Jonas Poher Rasmussen’s Flee crowned with the 2021 Nordic Council Film Prize
by Jan Lumholdt
- Denmark’s Oscar submission, which is getting hotter by the month, has trounced its rivals by winning this year’s prestigious award
Attended and championed by Crown Prince Frederik and Crown Princess Mary, hosted by actor Jakob Oftebro and enhanced by choice regional musical numbers, the ceremony for the 2021 Nordic Council Awards evolved into a joyful, atmospheric and intimate event, taking place on Tuesday night at the Royal Danish Playhouse in Copenhagen in connection with the 73rd session of the Nordic Council. Five main DKK 300,000 (roughly €40,300) prizes were handed out, for achievements in film, music, environment, literature and youth literature, with the winners in each category decided on by a select expert jury, comprising members from Finland, Sweden, Denmark, Norway and Iceland as well as the Faroe Islands, Greenland, Åland and the Sámi-language area.
There was a firm favourite for the Film Prize when the nominees were unveiled at the Norwegian International Film Festival in Haugesund in August (see the news), and this hunch was proven correct, as Jonas Poher Rasmussen’s Flee [+see also:
interview: Jonas Poher Rasmussen
film profile] triumphed over the other contenders, which were Sweden’s Tigers [+see also:
interview: Ronnie Sandahl
film profile], Norway’s Gunda [+see also:
film profile], Iceland’s Alma [+see also:
film profile] and Finland’s Any Day Now [+see also:
interview: Hamy Ramezan

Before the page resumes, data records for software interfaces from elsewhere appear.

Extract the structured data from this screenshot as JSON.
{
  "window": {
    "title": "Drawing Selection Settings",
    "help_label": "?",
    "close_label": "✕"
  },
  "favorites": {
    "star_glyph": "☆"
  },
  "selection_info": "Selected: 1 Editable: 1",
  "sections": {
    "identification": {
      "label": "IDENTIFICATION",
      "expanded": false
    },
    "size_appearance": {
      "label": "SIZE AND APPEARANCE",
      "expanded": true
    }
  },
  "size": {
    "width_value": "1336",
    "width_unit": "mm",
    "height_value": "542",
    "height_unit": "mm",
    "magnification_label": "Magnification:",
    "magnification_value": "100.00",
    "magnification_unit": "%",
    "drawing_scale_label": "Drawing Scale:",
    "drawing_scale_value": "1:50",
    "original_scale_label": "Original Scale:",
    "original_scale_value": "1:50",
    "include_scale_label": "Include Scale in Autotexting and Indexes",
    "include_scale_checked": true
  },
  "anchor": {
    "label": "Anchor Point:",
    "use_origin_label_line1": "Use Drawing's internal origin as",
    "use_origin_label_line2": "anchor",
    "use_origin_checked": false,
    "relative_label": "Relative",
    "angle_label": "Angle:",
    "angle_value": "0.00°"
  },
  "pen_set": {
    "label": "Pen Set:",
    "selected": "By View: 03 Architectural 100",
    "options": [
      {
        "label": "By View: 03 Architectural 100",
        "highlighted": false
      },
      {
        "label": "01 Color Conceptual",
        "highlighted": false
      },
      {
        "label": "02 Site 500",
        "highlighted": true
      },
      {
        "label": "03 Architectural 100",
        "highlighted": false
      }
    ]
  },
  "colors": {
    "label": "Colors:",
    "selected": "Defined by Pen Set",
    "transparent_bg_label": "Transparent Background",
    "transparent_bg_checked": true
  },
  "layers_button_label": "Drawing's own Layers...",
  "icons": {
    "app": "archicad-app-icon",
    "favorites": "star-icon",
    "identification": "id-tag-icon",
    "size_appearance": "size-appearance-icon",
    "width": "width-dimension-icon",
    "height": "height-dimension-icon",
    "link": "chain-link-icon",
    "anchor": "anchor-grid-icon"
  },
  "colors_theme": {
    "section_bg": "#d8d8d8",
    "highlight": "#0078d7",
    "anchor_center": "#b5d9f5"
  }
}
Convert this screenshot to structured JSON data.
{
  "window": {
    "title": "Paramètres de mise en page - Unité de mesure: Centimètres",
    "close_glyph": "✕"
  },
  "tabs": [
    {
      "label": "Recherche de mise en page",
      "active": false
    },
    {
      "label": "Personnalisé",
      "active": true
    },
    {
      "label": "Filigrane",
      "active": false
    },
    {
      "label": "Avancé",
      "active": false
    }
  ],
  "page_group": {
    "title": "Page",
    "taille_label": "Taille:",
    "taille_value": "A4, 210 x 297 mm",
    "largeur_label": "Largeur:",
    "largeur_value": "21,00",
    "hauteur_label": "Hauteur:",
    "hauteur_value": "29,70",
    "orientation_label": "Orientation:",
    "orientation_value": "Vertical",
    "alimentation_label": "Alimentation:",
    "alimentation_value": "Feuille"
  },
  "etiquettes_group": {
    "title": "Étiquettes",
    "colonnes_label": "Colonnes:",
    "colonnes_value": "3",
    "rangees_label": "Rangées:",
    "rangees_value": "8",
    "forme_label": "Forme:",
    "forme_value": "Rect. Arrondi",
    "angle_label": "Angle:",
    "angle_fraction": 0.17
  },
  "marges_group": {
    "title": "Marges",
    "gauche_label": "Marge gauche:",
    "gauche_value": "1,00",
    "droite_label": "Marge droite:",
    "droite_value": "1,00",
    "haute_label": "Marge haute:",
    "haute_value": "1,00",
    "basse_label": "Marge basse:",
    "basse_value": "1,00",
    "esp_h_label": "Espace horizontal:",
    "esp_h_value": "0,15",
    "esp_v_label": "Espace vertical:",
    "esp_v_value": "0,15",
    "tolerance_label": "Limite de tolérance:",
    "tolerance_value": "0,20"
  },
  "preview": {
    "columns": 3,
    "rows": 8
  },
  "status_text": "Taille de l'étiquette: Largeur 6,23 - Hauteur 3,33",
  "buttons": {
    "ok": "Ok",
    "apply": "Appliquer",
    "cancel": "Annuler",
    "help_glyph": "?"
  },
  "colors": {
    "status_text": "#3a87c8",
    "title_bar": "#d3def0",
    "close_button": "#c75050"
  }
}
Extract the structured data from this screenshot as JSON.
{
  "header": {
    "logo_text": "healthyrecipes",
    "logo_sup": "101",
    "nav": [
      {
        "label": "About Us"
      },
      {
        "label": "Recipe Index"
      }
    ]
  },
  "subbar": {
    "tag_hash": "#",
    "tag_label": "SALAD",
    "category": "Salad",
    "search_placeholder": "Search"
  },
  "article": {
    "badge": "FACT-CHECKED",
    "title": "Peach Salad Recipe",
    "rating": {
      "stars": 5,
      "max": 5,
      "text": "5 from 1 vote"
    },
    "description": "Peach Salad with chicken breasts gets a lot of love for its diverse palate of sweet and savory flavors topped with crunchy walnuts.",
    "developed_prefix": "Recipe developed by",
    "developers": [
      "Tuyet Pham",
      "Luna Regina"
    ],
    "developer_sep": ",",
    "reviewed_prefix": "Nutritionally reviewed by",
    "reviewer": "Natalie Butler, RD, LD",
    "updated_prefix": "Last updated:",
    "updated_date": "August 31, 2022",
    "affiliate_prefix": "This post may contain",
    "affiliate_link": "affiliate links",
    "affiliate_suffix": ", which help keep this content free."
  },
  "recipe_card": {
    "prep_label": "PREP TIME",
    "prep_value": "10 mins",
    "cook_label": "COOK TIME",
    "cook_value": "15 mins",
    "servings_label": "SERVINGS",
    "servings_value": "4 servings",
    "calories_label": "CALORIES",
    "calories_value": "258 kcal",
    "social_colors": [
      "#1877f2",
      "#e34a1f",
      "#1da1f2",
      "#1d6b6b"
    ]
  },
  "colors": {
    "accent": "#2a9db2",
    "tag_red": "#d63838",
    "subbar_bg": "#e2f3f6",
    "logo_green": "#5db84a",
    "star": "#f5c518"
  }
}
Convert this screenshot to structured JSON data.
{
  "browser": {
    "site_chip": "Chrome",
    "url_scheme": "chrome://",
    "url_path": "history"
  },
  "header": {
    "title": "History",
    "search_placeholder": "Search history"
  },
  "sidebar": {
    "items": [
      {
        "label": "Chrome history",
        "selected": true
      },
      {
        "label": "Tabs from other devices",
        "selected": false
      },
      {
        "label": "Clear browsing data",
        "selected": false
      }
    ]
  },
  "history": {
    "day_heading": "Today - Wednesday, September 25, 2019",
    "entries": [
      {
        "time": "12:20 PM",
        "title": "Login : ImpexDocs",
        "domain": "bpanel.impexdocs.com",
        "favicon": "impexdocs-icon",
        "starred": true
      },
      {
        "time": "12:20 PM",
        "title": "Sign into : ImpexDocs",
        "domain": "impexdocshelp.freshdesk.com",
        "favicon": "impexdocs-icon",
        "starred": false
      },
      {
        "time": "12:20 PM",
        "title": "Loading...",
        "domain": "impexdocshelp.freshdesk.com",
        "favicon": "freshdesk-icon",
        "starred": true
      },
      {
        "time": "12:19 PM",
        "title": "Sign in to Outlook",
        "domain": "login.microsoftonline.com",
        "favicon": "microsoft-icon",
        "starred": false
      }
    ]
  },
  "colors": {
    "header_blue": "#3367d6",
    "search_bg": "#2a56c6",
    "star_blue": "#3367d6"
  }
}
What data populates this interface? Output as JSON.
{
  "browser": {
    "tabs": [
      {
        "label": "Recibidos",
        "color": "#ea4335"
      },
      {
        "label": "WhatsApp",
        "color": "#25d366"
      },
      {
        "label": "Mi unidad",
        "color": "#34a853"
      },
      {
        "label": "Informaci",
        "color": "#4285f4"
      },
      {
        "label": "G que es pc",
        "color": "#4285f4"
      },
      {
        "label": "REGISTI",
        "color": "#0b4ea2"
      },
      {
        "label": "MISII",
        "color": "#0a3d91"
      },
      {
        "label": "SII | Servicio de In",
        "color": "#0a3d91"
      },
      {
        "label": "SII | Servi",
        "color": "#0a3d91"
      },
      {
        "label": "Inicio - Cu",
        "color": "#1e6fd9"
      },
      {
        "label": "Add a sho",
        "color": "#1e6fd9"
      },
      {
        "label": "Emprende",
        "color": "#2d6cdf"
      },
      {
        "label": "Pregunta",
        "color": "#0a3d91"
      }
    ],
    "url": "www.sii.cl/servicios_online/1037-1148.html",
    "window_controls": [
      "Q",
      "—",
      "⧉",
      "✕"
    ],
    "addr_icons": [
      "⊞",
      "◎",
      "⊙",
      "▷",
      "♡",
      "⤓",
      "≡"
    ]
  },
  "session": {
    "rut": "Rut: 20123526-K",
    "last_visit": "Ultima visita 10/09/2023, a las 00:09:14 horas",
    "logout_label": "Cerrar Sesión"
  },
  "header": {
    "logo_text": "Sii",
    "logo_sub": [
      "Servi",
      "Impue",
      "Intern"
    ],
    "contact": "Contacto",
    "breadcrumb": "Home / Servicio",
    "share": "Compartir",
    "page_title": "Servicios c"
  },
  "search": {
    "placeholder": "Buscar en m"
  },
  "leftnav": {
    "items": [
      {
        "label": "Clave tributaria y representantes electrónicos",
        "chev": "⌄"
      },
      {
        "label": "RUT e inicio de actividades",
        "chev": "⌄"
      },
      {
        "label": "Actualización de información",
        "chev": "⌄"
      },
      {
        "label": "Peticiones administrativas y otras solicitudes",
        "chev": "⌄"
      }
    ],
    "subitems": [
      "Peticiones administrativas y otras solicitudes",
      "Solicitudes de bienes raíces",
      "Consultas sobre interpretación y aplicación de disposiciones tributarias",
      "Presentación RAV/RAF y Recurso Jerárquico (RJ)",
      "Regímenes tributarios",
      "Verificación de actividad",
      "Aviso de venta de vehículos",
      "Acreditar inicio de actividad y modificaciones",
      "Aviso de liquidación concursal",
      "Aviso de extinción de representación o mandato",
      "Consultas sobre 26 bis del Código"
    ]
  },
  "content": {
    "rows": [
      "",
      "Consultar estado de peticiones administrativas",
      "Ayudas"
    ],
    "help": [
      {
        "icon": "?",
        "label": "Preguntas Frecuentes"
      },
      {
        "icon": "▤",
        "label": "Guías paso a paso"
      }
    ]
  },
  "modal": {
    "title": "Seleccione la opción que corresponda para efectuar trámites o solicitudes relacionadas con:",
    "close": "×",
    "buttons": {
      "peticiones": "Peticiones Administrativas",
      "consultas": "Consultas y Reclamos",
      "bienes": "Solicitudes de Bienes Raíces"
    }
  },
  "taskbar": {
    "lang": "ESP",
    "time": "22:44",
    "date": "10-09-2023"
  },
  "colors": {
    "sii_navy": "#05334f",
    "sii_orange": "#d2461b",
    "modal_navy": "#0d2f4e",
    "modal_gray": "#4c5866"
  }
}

film profile]. “Flee asks concrete and chilling questions as part of our contemporary migration debate, while simultaneously making it easy for the viewer to see themselves in Amin’s relatable, existential uncertainties, which the film supports with a well-thought-through and sometimes humorous flair for detail and setting,” read the motivation of the jury, which also praised the film’s use of animation and the necessity of a childhood and a place to call home. In his acceptance speech, Poher Rasmussen emphasised the film’s “Nordicness. […] In so many ways, Flee is a very Nordic story, as it’s about trust – in the system, in each other, in friends, in an underage and exposed refugee. We trust that if we give, we will get something back. These values, to me, are the ones that will take you from being a refugee into becoming a human being. These values are under pressure today, with talk about who’s for or against refugees. But no one is really for refugees, least of all the refugees themselves.”
Producers Monica Hellström, Charlotte de la Gournerie and Signe Byrge Sørensen, writer-director Poher Rasmussen and writer “Amin”, the still-pseudonymous main character of the story, shared the award, making it Denmark’s seventh win since the instigation of the Film Prize by the Nordic Council in 2005.
The account, through a first-person voice-over, animated depictions and real-life archive footage, of a journey that stretches from war-ridden, 1980s Afghanistan, through post-wall, early-1990s Russia, to contemporary Scandinavia, is having quite a hot journey of its own. Presented as part of the 2020 Cannes selection, winning both Göteborg and Sundance in early 2021, and picking up top awards at Annecy, Montclair and Visions du Réel, it was recently chosen as Denmark’s submission for the 2022 Best International Feature at the Academy Awards. Increasing additional buzz regarding the Best Feature Documentary Oscar has led to Flee becoming one of the true central highlights of the 2021 cinema season.
You can find more information on the awards here.
Did you enjoy reading this article? Please subscribe to our newsletter to receive more stories like this directly in your inbox.